"It could be an animal that passed through the area and has since moved on, never to be seen again," mammals conservation coordinator Kim Hersey said.
Utah State University wildlife biologist Mike Wolfe also cautioned against rushing to conclusions. He suspects lone male wolverines have been passing unnoticed through Utah for years, pointing to photographs of tracks taken by one of his graduate students.
To prove the species has re-established itself, "you need to have multiple sightings in a relatively small area in a short time frame," said Wolfe, a professor emeritus. "The best thing would be where you had a female with cubs."
News of the photos still excited conservationists.
"I am ecstatic. It proves the return of the wolverine to Utah and the Uinta Mountains and it will have an impact on motorized recreation and logging in the Uintas," said Kevin Mueller, Southern Rockies conservation manager for WildEarth Guardians. "No matter how you cut it, those are additional impacts to a species that is extremely sensitive to disturbance."
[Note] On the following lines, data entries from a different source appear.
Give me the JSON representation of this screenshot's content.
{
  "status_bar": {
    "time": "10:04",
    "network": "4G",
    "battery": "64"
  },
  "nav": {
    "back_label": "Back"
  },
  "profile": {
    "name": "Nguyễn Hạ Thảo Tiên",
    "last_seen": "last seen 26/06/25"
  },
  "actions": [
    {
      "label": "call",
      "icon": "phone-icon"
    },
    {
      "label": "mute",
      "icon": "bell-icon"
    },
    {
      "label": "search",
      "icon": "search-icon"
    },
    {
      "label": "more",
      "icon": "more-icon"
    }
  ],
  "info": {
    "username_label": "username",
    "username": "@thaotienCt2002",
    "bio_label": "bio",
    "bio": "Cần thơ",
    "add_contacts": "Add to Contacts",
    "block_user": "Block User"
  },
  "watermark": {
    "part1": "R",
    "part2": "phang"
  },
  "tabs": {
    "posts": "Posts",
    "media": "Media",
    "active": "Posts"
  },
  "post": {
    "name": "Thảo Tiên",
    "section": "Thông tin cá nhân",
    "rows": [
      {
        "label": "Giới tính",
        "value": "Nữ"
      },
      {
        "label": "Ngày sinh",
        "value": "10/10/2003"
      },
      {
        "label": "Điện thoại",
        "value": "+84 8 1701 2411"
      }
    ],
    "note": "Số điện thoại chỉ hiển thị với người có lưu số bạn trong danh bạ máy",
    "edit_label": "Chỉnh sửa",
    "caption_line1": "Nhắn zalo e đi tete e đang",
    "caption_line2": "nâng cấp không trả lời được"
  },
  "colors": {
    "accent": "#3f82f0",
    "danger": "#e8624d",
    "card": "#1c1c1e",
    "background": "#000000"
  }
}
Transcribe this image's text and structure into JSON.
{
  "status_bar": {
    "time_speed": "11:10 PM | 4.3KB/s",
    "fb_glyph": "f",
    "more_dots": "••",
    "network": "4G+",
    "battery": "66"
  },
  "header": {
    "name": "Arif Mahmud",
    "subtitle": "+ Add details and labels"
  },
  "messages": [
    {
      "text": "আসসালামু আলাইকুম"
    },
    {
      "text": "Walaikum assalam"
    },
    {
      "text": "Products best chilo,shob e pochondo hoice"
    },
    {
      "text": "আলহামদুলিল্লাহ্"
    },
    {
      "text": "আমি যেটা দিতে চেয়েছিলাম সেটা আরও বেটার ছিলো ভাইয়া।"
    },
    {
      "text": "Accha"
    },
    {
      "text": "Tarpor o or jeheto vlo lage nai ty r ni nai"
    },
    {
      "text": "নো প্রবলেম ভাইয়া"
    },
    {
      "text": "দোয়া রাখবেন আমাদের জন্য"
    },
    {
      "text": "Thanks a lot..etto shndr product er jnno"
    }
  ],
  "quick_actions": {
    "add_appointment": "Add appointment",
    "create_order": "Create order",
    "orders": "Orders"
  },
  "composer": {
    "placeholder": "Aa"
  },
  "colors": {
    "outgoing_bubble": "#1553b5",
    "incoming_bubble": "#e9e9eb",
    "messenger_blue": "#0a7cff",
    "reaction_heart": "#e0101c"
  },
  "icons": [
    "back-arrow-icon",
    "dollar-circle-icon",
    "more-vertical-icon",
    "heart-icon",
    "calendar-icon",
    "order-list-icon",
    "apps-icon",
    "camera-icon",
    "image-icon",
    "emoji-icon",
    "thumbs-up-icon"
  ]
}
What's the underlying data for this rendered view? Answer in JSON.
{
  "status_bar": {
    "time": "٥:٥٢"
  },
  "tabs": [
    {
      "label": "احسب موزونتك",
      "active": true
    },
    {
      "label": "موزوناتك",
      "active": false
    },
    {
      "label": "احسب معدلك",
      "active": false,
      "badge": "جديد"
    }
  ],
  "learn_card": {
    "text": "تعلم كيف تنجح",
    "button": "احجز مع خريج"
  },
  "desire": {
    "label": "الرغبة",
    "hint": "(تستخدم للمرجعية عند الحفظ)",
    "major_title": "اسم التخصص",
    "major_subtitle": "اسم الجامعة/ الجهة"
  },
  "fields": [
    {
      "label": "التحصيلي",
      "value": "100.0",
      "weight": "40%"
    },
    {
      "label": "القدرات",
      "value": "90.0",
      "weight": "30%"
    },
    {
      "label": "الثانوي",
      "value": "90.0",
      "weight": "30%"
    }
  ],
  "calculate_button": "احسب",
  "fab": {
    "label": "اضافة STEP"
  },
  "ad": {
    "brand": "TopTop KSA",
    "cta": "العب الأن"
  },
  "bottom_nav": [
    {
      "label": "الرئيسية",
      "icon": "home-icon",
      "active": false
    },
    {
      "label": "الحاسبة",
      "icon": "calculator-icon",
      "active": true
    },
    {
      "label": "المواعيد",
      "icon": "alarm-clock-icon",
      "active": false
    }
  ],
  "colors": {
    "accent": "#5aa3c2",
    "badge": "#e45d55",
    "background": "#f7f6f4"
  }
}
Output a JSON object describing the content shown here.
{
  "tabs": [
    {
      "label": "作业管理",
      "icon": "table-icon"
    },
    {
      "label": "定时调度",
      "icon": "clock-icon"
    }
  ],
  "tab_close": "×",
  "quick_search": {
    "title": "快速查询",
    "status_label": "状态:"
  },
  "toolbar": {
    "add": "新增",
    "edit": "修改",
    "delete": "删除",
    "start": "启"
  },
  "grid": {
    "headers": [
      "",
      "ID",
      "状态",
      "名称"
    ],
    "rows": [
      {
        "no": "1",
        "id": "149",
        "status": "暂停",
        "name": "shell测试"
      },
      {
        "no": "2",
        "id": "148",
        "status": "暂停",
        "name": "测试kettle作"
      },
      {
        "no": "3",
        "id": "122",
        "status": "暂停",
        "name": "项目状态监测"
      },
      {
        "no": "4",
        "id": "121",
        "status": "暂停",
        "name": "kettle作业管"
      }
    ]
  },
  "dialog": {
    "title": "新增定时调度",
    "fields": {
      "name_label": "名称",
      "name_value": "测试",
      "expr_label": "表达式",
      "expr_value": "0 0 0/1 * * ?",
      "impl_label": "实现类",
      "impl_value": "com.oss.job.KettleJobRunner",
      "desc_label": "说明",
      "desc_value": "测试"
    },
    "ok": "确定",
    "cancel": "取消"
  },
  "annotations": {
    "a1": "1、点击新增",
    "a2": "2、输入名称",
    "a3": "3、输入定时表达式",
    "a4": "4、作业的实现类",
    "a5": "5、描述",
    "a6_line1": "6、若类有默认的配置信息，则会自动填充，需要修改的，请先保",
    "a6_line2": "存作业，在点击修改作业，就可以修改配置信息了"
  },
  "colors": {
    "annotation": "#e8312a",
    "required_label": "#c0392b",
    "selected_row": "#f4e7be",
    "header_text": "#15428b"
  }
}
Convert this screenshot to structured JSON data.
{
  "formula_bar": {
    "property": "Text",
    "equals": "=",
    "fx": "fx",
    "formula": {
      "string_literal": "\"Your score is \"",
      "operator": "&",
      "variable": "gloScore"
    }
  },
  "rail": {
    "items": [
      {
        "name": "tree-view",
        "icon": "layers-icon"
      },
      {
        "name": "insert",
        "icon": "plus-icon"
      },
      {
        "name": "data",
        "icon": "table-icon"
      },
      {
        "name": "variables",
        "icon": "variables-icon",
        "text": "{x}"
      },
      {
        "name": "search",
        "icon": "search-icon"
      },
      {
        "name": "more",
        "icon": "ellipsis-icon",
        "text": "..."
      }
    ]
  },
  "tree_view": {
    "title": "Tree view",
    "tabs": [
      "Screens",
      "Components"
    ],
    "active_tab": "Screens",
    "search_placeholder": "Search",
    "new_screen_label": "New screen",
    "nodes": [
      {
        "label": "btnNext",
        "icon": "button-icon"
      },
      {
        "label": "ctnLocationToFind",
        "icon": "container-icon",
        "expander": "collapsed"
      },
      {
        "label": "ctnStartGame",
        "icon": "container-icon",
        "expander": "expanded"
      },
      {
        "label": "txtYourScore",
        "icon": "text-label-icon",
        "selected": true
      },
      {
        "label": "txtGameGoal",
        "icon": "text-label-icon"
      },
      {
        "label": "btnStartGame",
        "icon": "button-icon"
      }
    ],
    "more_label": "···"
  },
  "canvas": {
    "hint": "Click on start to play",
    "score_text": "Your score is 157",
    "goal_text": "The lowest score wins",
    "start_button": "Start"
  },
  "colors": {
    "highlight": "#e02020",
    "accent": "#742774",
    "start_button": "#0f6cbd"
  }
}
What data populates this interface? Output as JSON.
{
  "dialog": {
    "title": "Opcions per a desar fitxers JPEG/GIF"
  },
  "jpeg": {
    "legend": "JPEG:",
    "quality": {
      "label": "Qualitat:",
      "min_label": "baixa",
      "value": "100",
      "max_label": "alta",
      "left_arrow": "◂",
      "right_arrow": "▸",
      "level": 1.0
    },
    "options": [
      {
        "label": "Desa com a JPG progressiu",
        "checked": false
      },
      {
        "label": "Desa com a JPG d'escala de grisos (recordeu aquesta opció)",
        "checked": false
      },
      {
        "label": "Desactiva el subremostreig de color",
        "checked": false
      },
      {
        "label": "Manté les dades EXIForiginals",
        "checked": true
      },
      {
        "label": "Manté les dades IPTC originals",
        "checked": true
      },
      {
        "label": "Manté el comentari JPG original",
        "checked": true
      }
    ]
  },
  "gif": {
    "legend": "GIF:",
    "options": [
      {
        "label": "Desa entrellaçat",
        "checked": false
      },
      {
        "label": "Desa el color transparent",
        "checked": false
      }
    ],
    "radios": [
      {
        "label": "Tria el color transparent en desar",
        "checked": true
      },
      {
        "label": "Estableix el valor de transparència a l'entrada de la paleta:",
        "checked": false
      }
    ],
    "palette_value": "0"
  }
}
He argued the wolverine photographs provide new and significant information that should give the Uinta-Wasatch-Cache National Forest pause before signing off on a timber harvest proposed on 4,400 acres in the Smith Fork, the drainage immediately to the east of Blacks Fork. A decision is expected to be issued as early as Thursday.
However, under a special proposed rule, Fish and Wildlife Service officials contend a wolverine listing would not affect timber harvests, snowmobiling, skiing or other human activities they say do not threaten the animal.
With little help from human intervention, wolverine numbers have rebounded in the North Cascades and Northern Rockies, but there are still only 250 to 300 individuals. Scientists now fear climate change will render much of their southern range uninhabitable. This is because wolverines are restricted to alpine environments where temperatures are cold year-round and snow cover persists through May.
Still, in recent years, a wolverine fitted with a radio collar has appeared in Colorado and Utah's DWR fields five to 10 "credible" annual sightings.
"Even where they are known to be established," Hersey said, "it is incredibly rare to see one."
In hopes of recording wolverines, lynxes and other elusive predators, DWR biologist Adam Brewerton put out four cameras last January, with the help of U.S. Forest Service biologists. Locations were selected based on past unconfirmed sightings.
They hung roadkill deer from trees in the cameras' lines of sight. Brewerton recovered the cameras in recent weeks after the snow melted and pored over the 40,000 images they shot. The camera set up in Blacks Fork recorded marten, jays, squirrels and finally a red fox raiding the bait station.
On Feb. 18, two days after the fox took off with the carcass, the wolverine appeared around 6:39 p.m. and hung around for five minutes, checking out the empty cage. Two months later, another trail camera to the north in Wyoming, about 20 miles from Evanston, recorded a wolverine. Biologists are trying to determine if the photographed animals are the same individual.
"If it is, we can determine a time frame when the animal or animals may have been in the area," Brewerton said. "We can also determine if the wolverine was wandering through the area or if it's a resident animal that's making its home here."